Set in the distant future, Sam Bell, portrayed by Sam Rockwell, is an isolated astronaut stationed on the moon to harvest Helium-3 – the world’s cleanest form of energy – for Lunar Industries.

With a robot assistant named Gerty, voiced by Kevin Spacey, as his only companion, the lonely contractor slowly starts to lose his grip on reality and begins to have hallucinations of other people on the lunar base. The only thing keeping him from truly losing his mind are video messages from his wife and daughter back on Earth.

Approaching the end of his three years of service on the moon, he survives a freak accident while on the job and ultimately makes a shocking discovery that will alter the course of life and everything he believes in. From there, the film takes many twists and turns that are heartbreaking and profoundly bittersweet.

Written and directed by Duncan Jones and Nathan Parker, Moon takes a fresh approach to the Sci-Fi genre. Surprisingly, it uses very little CGI in favor of actual models and miniatures. The presentation of the movie resembles that of Alien or 2001: A Space Odyssey, giving the film a grounded and believable look. One aspect that stands out the most is the “used” look. Instead of the clean and sterilized environments seen in other sci-fi films, the space station in this film is worn down and dirty, adding another layer of believability to movie.
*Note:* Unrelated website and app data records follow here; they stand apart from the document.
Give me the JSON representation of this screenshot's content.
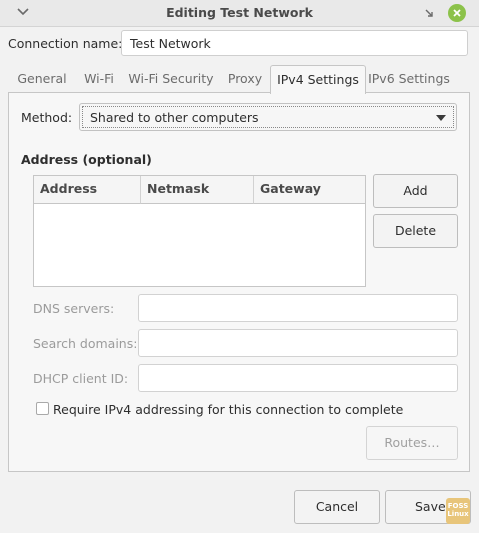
{
  "window": {
    "title": "Editing Test Network"
  },
  "connection": {
    "label": "Connection name:",
    "value": "Test Network"
  },
  "tabs": [
    {
      "label": "General"
    },
    {
      "label": "Wi-Fi"
    },
    {
      "label": "Wi-Fi Security"
    },
    {
      "label": "Proxy"
    },
    {
      "label": "IPv4 Settings",
      "active": true
    },
    {
      "label": "IPv6 Settings"
    }
  ],
  "method": {
    "label": "Method:",
    "value": "Shared to other computers"
  },
  "address": {
    "heading": "Address (optional)",
    "columns": [
      "Address",
      "Netmask",
      "Gateway"
    ],
    "rows": []
  },
  "buttons": {
    "add": "Add",
    "delete": "Delete",
    "routes": "Routes…",
    "cancel": "Cancel",
    "save": "Save"
  },
  "fields": {
    "dns_label": "DNS servers:",
    "search_label": "Search domains:",
    "dhcp_label": "DHCP client ID:"
  },
  "require_ipv4": {
    "label": "Require IPv4 addressing for this connection to complete",
    "checked": false
  },
  "watermark": {
    "line1": "FOSS",
    "line2": "Linux"
  },
  "colors": {
    "close_button": "#8cc24a",
    "watermark": "#e8c57a"
  }
}
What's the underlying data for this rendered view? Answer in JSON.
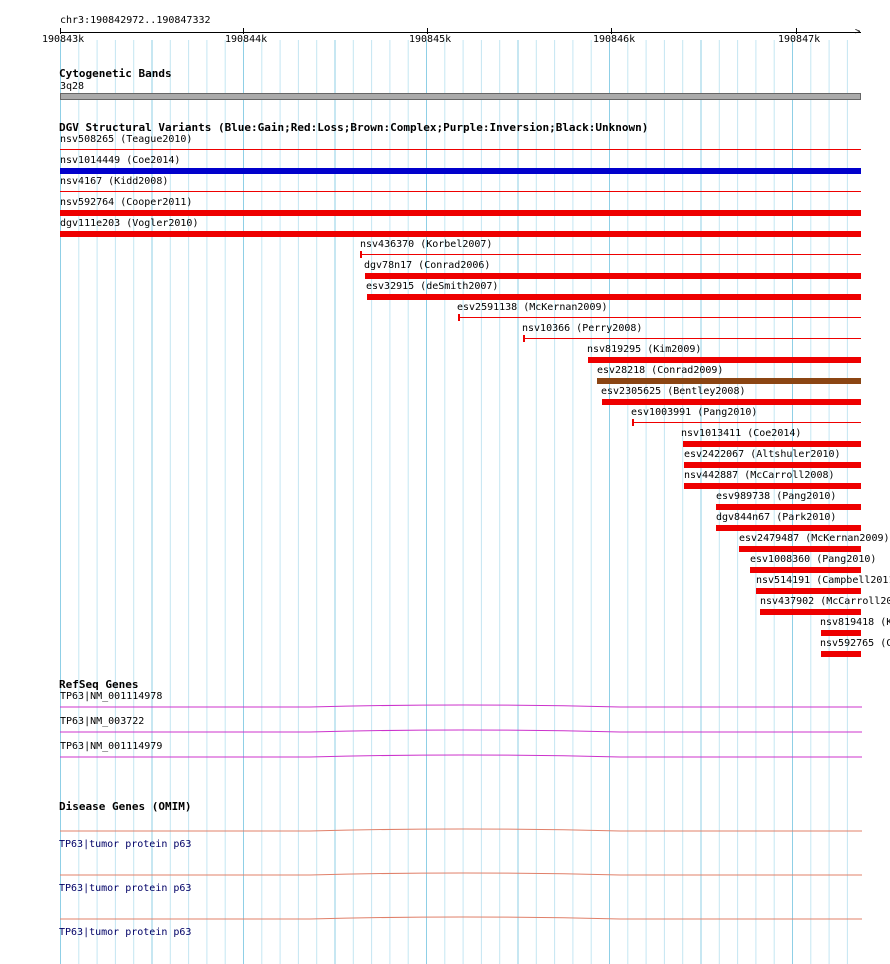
{
  "ruler": {
    "location": "chr3:190842972..190847332",
    "ticks": [
      "190843k",
      "190844k",
      "190845k",
      "190846k",
      "190847k"
    ]
  },
  "cytoband": {
    "title": "Cytogenetic Bands",
    "band": "3q28"
  },
  "dgv": {
    "title": "DGV Structural Variants (Blue:Gain;Red:Loss;Brown:Complex;Purple:Inversion;Black:Unknown)",
    "colors": {
      "loss": "#ee0000",
      "gain": "#0000cc",
      "complex": "#8b4513"
    },
    "variants": [
      {
        "label": "nsv508265 (Teague2010)",
        "type": "loss",
        "thin": true
      },
      {
        "label": "nsv1014449 (Coe2014)",
        "type": "gain",
        "thin": false
      },
      {
        "label": "nsv4167 (Kidd2008)",
        "type": "loss",
        "thin": true
      },
      {
        "label": "nsv592764 (Cooper2011)",
        "type": "loss",
        "thin": false
      },
      {
        "label": "dgv111e203 (Vogler2010)",
        "type": "loss",
        "thin": false
      },
      {
        "label": "nsv436370 (Korbel2007)",
        "type": "loss",
        "thin": true
      },
      {
        "label": "dgv78n17 (Conrad2006)",
        "type": "loss",
        "thin": false
      },
      {
        "label": "esv32915 (deSmith2007)",
        "type": "loss",
        "thin": false
      },
      {
        "label": "esv2591138 (McKernan2009)",
        "type": "loss",
        "thin": true
      },
      {
        "label": "nsv10366 (Perry2008)",
        "type": "loss",
        "thin": true
      },
      {
        "label": "nsv819295 (Kim2009)",
        "type": "loss",
        "thin": false
      },
      {
        "label": "esv28218 (Conrad2009)",
        "type": "complex",
        "thin": false
      },
      {
        "label": "esv2305625 (Bentley2008)",
        "type": "loss",
        "thin": false
      },
      {
        "label": "esv1003991 (Pang2010)",
        "type": "loss",
        "thin": true
      },
      {
        "label": "nsv1013411 (Coe2014)",
        "type": "loss",
        "thin": false
      },
      {
        "label": "esv2422067 (Altshuler2010)",
        "type": "loss",
        "thin": false
      },
      {
        "label": "nsv442887 (McCarroll2008)",
        "type": "loss",
        "thin": false
      },
      {
        "label": "esv989738 (Pang2010)",
        "type": "loss",
        "thin": false
      },
      {
        "label": "dgv844n67 (Park2010)",
        "type": "loss",
        "thin": false
      },
      {
        "label": "esv2479487 (McKernan2009)",
        "type": "loss",
        "thin": false
      },
      {
        "label": "esv1008360 (Pang2010)",
        "type": "loss",
        "thin": false
      },
      {
        "label": "nsv514191 (Campbell2011",
        "type": "loss",
        "thin": false
      },
      {
        "label": "nsv437902 (McCarroll20",
        "type": "loss",
        "thin": false
      },
      {
        "label": "nsv819418 (K",
        "type": "loss",
        "thin": false
      },
      {
        "label": "nsv592765 (C",
        "type": "loss",
        "thin": false
      }
    ]
  },
  "refseq": {
    "title": "RefSeq Genes",
    "genes": [
      "TP63|NM_001114978",
      "TP63|NM_003722",
      "TP63|NM_001114979"
    ]
  },
  "omim": {
    "title": "Disease Genes (OMIM)",
    "genes": [
      "TP63|tumor protein p63",
      "TP63|tumor protein p63",
      "TP63|tumor protein p63"
    ]
  }
}
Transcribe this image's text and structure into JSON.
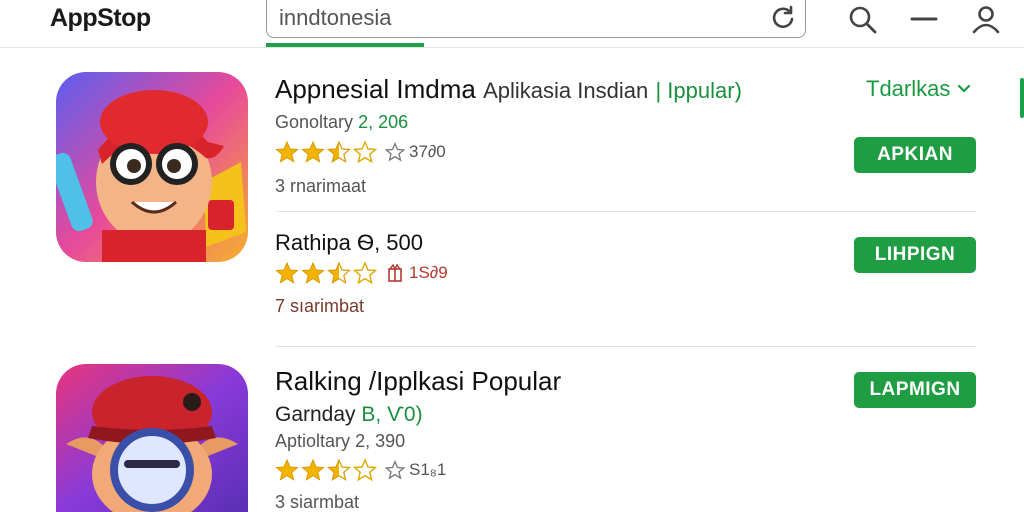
{
  "header": {
    "app_title": "AppStop",
    "search_value": "inndtonesia",
    "icons": [
      "refresh-icon",
      "search-icon",
      "minimize-icon",
      "profile-icon"
    ]
  },
  "sort": {
    "label": "Tdarlkas"
  },
  "colors": {
    "accent": "#1f9d43",
    "star": "#f2b400"
  },
  "apps": [
    {
      "title_main": "Appnesial Imdma",
      "title_sub": "Aplikasia Insdian",
      "title_accent": "| Ippular)",
      "meta1_label": "Gonoltary",
      "meta1_value": "2, 206",
      "stars": 2.5,
      "rating_count": "37∂0",
      "meta2": "3 rnarimaat",
      "button": "APKIAN"
    },
    {
      "title_main": "Rathipa",
      "title_value": "Ѳ, 500",
      "stars": 2.5,
      "rating_count": "1S∂9",
      "meta2": "7 sıarimbat",
      "button": "LIHPIGN"
    },
    {
      "title_main": "Ralking /Ipplkasi Popular",
      "meta0_label": "Garnday",
      "meta0_value": "B, Ѵ0)",
      "meta1_label": "Aptioltary",
      "meta1_value": "2, 390",
      "stars": 2.5,
      "rating_count": "S1₈1",
      "meta2": "3 siarmbat",
      "button": "LAPMIGN"
    }
  ]
}
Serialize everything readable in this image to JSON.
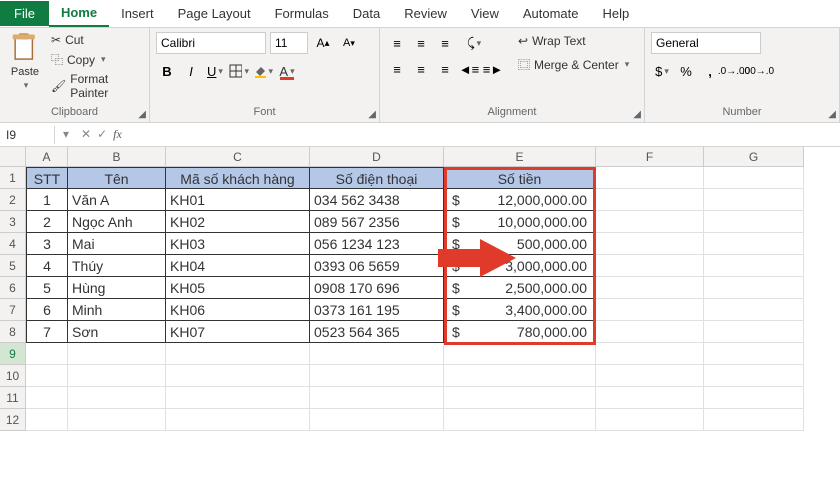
{
  "tabs": {
    "file": "File",
    "home": "Home",
    "insert": "Insert",
    "pageLayout": "Page Layout",
    "formulas": "Formulas",
    "data": "Data",
    "review": "Review",
    "view": "View",
    "automate": "Automate",
    "help": "Help"
  },
  "clipboard": {
    "paste": "Paste",
    "cut": "Cut",
    "copy": "Copy",
    "formatPainter": "Format Painter",
    "label": "Clipboard"
  },
  "font": {
    "name": "Calibri",
    "size": "11",
    "label": "Font"
  },
  "alignment": {
    "wrap": "Wrap Text",
    "merge": "Merge & Center",
    "label": "Alignment"
  },
  "number": {
    "format": "General",
    "label": "Number"
  },
  "nameBox": "I9",
  "columns": [
    "A",
    "B",
    "C",
    "D",
    "E",
    "F",
    "G"
  ],
  "rowNums": [
    "1",
    "2",
    "3",
    "4",
    "5",
    "6",
    "7",
    "8",
    "9",
    "10",
    "11",
    "12"
  ],
  "headers": {
    "stt": "STT",
    "ten": "Tên",
    "ma": "Mã số khách hàng",
    "sdt": "Số điện thoại",
    "tien": "Số tiền"
  },
  "rows": [
    {
      "stt": "1",
      "ten": "Văn A",
      "ma": "KH01",
      "sdt": "034 562 3438",
      "cur": "$",
      "amt": "12,000,000.00"
    },
    {
      "stt": "2",
      "ten": "Ngọc Anh",
      "ma": "KH02",
      "sdt": "089 567 2356",
      "cur": "$",
      "amt": "10,000,000.00"
    },
    {
      "stt": "3",
      "ten": "Mai",
      "ma": "KH03",
      "sdt": "056 1234 123",
      "cur": "$",
      "amt": "500,000.00"
    },
    {
      "stt": "4",
      "ten": "Thúy",
      "ma": "KH04",
      "sdt": "0393 06 5659",
      "cur": "$",
      "amt": "3,000,000.00"
    },
    {
      "stt": "5",
      "ten": "Hùng",
      "ma": "KH05",
      "sdt": "0908 170 696",
      "cur": "$",
      "amt": "2,500,000.00"
    },
    {
      "stt": "6",
      "ten": "Minh",
      "ma": "KH06",
      "sdt": "0373 161 195",
      "cur": "$",
      "amt": "3,400,000.00"
    },
    {
      "stt": "7",
      "ten": "Sơn",
      "ma": "KH07",
      "sdt": "0523 564 365",
      "cur": "$",
      "amt": "780,000.00"
    }
  ]
}
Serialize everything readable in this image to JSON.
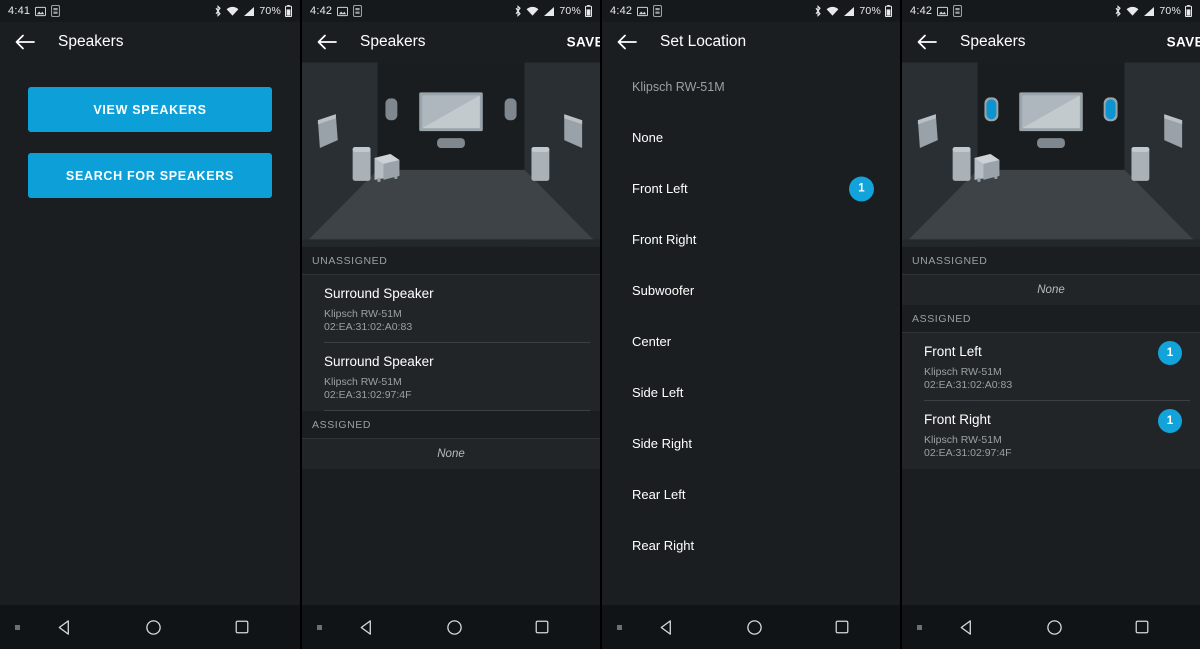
{
  "colors": {
    "accent": "#0d9fd8",
    "badge": "#12a3da",
    "bg": "#1b1e21",
    "list_bg": "#212528",
    "muted_text": "#9aa0a6"
  },
  "status_bar": {
    "time_1": "4:41",
    "time_2": "4:42",
    "battery": "70%",
    "icons": [
      "image-icon",
      "sim-icon",
      "bluetooth-icon",
      "wifi-icon",
      "signal-icon",
      "battery-icon"
    ]
  },
  "nav_bar": {
    "back_label": "back-triangle",
    "home_label": "home-circle",
    "recents_label": "recents-square"
  },
  "screens": [
    {
      "id": "speakers-empty",
      "title": "Speakers",
      "time": "4:41",
      "save_label": "",
      "buttons": [
        {
          "label": "VIEW SPEAKERS",
          "name": "view-speakers-button"
        },
        {
          "label": "SEARCH FOR SPEAKERS",
          "name": "search-for-speakers-button"
        }
      ]
    },
    {
      "id": "speakers-unassigned",
      "title": "Speakers",
      "time": "4:42",
      "save_label": "SAVE",
      "sections": [
        {
          "header": "UNASSIGNED",
          "rows": [
            {
              "title": "Surround Speaker",
              "model": "Klipsch RW-51M",
              "mac": "02:EA:31:02:A0:83",
              "badge": ""
            },
            {
              "title": "Surround Speaker",
              "model": "Klipsch RW-51M",
              "mac": "02:EA:31:02:97:4F",
              "badge": ""
            }
          ],
          "empty": ""
        },
        {
          "header": "ASSIGNED",
          "rows": [],
          "empty": "None"
        }
      ]
    },
    {
      "id": "set-location",
      "title": "Set Location",
      "time": "4:42",
      "save_label": "",
      "device_name": "Klipsch RW-51M",
      "locations": [
        {
          "label": "None",
          "badge": ""
        },
        {
          "label": "Front Left",
          "badge": "1"
        },
        {
          "label": "Front Right",
          "badge": ""
        },
        {
          "label": "Subwoofer",
          "badge": ""
        },
        {
          "label": "Center",
          "badge": ""
        },
        {
          "label": "Side Left",
          "badge": ""
        },
        {
          "label": "Side Right",
          "badge": ""
        },
        {
          "label": "Rear Left",
          "badge": ""
        },
        {
          "label": "Rear Right",
          "badge": ""
        }
      ]
    },
    {
      "id": "speakers-assigned",
      "title": "Speakers",
      "time": "4:42",
      "save_label": "SAVE",
      "sections": [
        {
          "header": "UNASSIGNED",
          "rows": [],
          "empty": "None"
        },
        {
          "header": "ASSIGNED",
          "rows": [
            {
              "title": "Front Left",
              "model": "Klipsch RW-51M",
              "mac": "02:EA:31:02:A0:83",
              "badge": "1"
            },
            {
              "title": "Front Right",
              "model": "Klipsch RW-51M",
              "mac": "02:EA:31:02:97:4F",
              "badge": "1"
            }
          ],
          "empty": ""
        }
      ]
    }
  ]
}
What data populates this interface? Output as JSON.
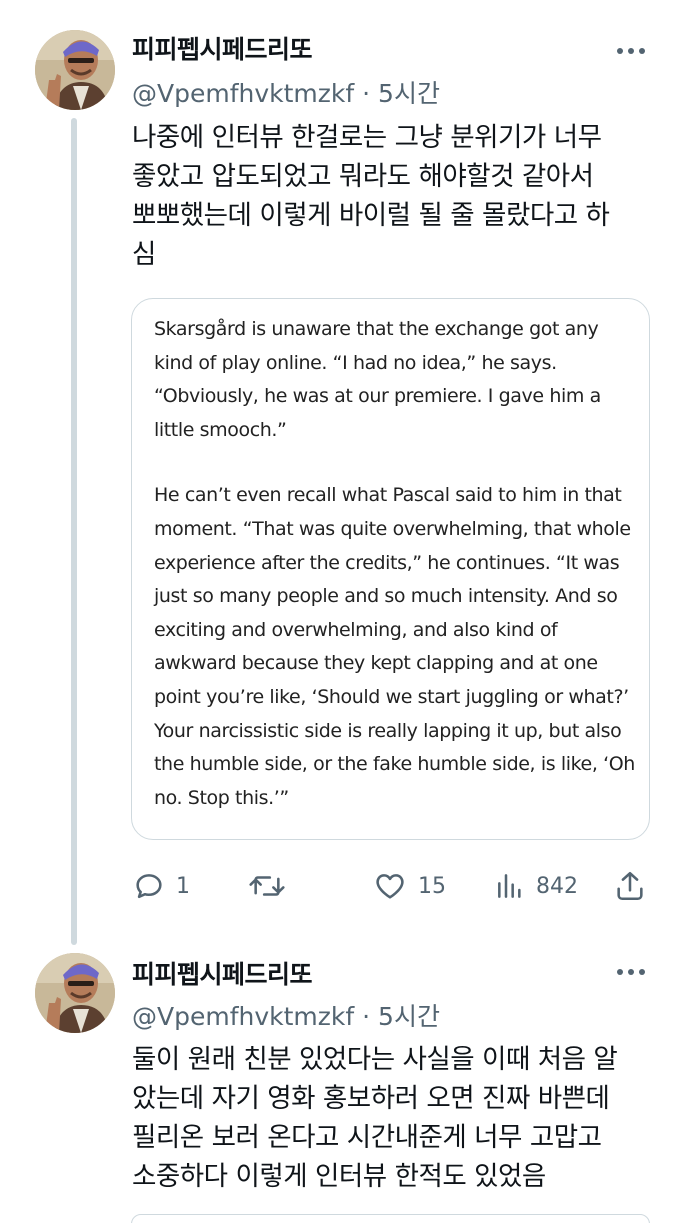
{
  "tweets": [
    {
      "author": {
        "display_name": "피피펩시페드리또",
        "handle": "@Vpemfhvktmzkf",
        "separator": "·",
        "time": "5시간"
      },
      "text": "나중에 인터뷰 한걸로는 그냥 분위기가 너무\n좋았고 압도되었고 뭐라도 해야할것 같아서\n뽀뽀했는데 이렇게 바이럴 될 줄 몰랐다고 하\n심",
      "quote_paragraphs": [
        "Skarsgård is unaware that the exchange got any kind of play online. “I had no idea,” he says. “Obviously, he was at our premiere. I gave him a little smooch.”",
        "He can’t even recall what Pascal said to him in that moment. “That was quite overwhelming, that whole experience after the credits,” he continues. “It was just so many people and so much intensity. And so exciting and overwhelming, and also kind of awkward because they kept clapping and at one point you’re like, ‘Should we start juggling or what?’ Your narcissistic side is really lapping it up, but also the humble side, or the fake humble side, is like, ‘Oh no. Stop this.’”"
      ],
      "actions": {
        "reply_count": "1",
        "retweet_count": "",
        "like_count": "15",
        "view_count": "842"
      }
    },
    {
      "author": {
        "display_name": "피피펩시페드리또",
        "handle": "@Vpemfhvktmzkf",
        "separator": "·",
        "time": "5시간"
      },
      "text": "둘이 원래 친분 있었다는 사실을 이때 처음 알\n았는데 자기 영화 홍보하러 오면 진짜 바쁜데\n필리온 보러 온다고 시간내준게 너무 고맙고\n소중하다 이렇게 인터뷰 한적도 있었음"
    }
  ],
  "icons": {
    "reply": "reply-icon",
    "retweet": "retweet-icon",
    "like": "heart-icon",
    "views": "views-icon",
    "share": "share-icon",
    "more": "more-icon"
  },
  "colors": {
    "text": "#0f1419",
    "secondary": "#536471",
    "border": "#cfd9de"
  }
}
Sam Rockwell delivers a remarkable performance as a lonely astronaut isolated on the moon. While there have been some comparisons to the film Cast Away with Tom Hanks, Rockwell’s portrayal is much more complex. I’d be spoiling the movie if I went into the specifics of why it’s so complex, but suffice it to say, his performance shows a myriad of different emotions throughout the film. His portrayal of Sam Bell is heartbreaking and should net Rockwell an Oscar nomination.  

It’s been a great year for Science Fiction films, and Moon is an excellent addition to the number of good movies in the genre. This film gives viewers a haunting and unique look at our only natural satellite. I’m fairly neutral when it comes to Sci-Fi movies to be honest, but after seeing this film, I immediately wanted to watch it again. I highly recommend you check out Moon when it’s released next month on DVD and Blu-Ray.